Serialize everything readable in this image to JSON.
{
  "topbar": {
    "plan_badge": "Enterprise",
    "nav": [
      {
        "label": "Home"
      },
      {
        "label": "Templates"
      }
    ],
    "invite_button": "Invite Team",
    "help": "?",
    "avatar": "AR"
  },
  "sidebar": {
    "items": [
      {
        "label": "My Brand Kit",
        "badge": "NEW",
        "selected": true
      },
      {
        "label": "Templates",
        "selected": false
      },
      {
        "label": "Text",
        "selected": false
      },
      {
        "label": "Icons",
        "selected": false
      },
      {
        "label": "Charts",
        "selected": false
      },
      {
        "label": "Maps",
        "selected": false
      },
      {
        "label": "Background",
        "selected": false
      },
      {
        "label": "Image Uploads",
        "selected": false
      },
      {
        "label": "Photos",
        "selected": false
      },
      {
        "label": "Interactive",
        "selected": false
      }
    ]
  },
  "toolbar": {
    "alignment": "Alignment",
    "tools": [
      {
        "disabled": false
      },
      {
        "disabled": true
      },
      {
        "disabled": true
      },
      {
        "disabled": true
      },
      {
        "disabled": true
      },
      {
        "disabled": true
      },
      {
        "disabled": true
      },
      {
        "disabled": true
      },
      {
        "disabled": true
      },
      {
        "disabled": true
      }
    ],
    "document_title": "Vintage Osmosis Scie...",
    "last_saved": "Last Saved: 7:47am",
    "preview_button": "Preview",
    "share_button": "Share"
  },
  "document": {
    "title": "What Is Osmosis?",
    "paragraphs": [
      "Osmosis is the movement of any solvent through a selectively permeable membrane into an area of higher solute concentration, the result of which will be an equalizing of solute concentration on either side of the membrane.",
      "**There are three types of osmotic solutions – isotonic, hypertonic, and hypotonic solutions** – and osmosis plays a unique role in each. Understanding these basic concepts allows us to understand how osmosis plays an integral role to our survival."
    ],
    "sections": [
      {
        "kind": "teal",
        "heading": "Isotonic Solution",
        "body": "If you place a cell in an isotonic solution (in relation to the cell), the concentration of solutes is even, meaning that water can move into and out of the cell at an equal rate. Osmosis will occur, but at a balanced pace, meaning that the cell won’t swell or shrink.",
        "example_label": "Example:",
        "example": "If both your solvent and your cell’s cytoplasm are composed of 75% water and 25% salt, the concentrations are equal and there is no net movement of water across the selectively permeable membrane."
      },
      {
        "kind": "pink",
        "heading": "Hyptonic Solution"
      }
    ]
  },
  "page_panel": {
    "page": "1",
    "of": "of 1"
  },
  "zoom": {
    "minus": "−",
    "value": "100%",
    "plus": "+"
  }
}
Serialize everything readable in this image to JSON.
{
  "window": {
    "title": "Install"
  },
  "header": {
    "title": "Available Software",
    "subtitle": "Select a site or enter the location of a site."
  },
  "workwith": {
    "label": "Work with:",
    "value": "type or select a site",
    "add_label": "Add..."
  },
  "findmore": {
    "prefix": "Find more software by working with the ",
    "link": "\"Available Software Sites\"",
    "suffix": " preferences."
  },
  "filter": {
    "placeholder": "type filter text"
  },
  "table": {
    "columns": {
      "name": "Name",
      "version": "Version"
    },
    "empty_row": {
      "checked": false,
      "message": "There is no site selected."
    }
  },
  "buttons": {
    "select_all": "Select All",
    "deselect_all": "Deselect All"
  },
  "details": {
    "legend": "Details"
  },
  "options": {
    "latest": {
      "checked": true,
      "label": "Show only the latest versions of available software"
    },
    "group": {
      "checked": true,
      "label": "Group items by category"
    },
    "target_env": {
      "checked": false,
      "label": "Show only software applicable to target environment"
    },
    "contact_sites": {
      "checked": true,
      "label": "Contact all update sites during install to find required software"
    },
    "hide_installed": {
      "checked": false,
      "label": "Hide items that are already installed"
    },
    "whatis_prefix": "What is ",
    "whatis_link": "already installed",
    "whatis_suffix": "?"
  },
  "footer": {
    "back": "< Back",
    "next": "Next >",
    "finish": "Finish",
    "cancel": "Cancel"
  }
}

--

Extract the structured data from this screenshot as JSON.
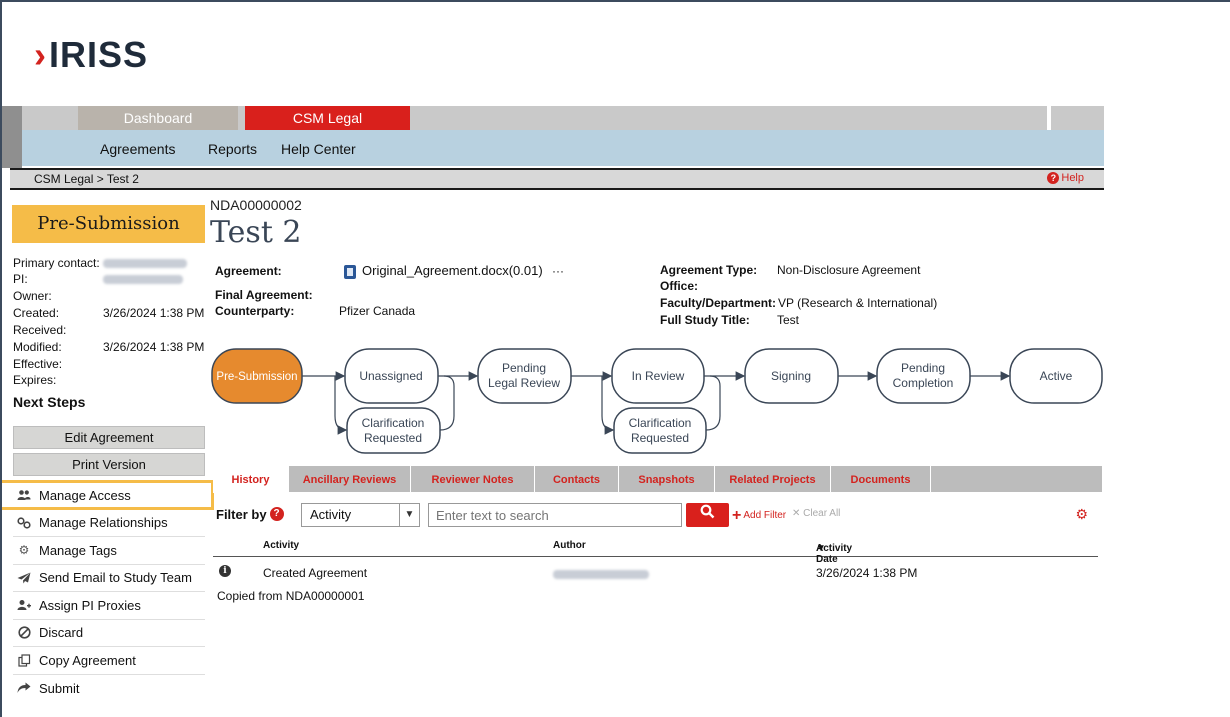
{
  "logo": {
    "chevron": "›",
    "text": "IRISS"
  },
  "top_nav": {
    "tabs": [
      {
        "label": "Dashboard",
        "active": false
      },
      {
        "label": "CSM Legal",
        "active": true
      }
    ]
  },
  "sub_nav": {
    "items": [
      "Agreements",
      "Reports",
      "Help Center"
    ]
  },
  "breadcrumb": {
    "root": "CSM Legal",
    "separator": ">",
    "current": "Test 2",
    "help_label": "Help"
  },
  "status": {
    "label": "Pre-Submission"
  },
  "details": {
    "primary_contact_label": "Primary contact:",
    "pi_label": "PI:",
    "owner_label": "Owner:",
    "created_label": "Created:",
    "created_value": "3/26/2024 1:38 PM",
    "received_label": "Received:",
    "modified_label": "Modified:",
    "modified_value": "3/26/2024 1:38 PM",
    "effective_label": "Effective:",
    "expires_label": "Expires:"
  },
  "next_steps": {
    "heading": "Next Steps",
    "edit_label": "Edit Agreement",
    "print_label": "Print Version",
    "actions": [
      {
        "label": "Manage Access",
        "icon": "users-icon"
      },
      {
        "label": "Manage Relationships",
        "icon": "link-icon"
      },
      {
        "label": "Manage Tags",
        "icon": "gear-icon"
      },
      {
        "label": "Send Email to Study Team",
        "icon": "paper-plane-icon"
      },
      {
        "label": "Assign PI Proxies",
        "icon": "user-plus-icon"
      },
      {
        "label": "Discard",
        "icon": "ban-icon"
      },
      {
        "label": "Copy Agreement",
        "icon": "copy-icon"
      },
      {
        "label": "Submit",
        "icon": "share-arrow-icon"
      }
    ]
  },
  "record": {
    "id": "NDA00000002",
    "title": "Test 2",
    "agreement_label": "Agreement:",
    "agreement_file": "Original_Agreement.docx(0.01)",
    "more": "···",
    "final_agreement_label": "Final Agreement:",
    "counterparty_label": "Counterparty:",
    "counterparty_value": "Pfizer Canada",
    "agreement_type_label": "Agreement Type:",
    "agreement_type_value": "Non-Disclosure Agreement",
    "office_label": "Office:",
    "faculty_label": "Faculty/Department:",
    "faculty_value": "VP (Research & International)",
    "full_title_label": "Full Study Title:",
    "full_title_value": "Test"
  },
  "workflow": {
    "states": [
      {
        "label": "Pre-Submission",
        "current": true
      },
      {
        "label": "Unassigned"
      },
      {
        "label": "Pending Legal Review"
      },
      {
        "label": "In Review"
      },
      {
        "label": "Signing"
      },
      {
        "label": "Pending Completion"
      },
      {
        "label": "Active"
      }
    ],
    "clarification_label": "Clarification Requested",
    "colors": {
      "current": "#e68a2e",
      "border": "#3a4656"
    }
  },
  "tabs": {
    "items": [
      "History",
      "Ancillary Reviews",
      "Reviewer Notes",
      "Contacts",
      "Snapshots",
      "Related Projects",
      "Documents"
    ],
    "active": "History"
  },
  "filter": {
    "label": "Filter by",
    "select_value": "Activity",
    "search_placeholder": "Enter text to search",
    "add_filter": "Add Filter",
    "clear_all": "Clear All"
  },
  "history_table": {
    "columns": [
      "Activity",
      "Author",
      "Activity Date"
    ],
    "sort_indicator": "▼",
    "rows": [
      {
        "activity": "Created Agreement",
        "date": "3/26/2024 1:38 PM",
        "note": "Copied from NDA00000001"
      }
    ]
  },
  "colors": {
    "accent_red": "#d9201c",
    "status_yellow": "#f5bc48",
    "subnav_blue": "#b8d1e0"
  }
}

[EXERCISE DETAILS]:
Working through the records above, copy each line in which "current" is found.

[ANSWER AREA]:
    "current": "Test 2",
        "current": true
      "current": "#e68a2e",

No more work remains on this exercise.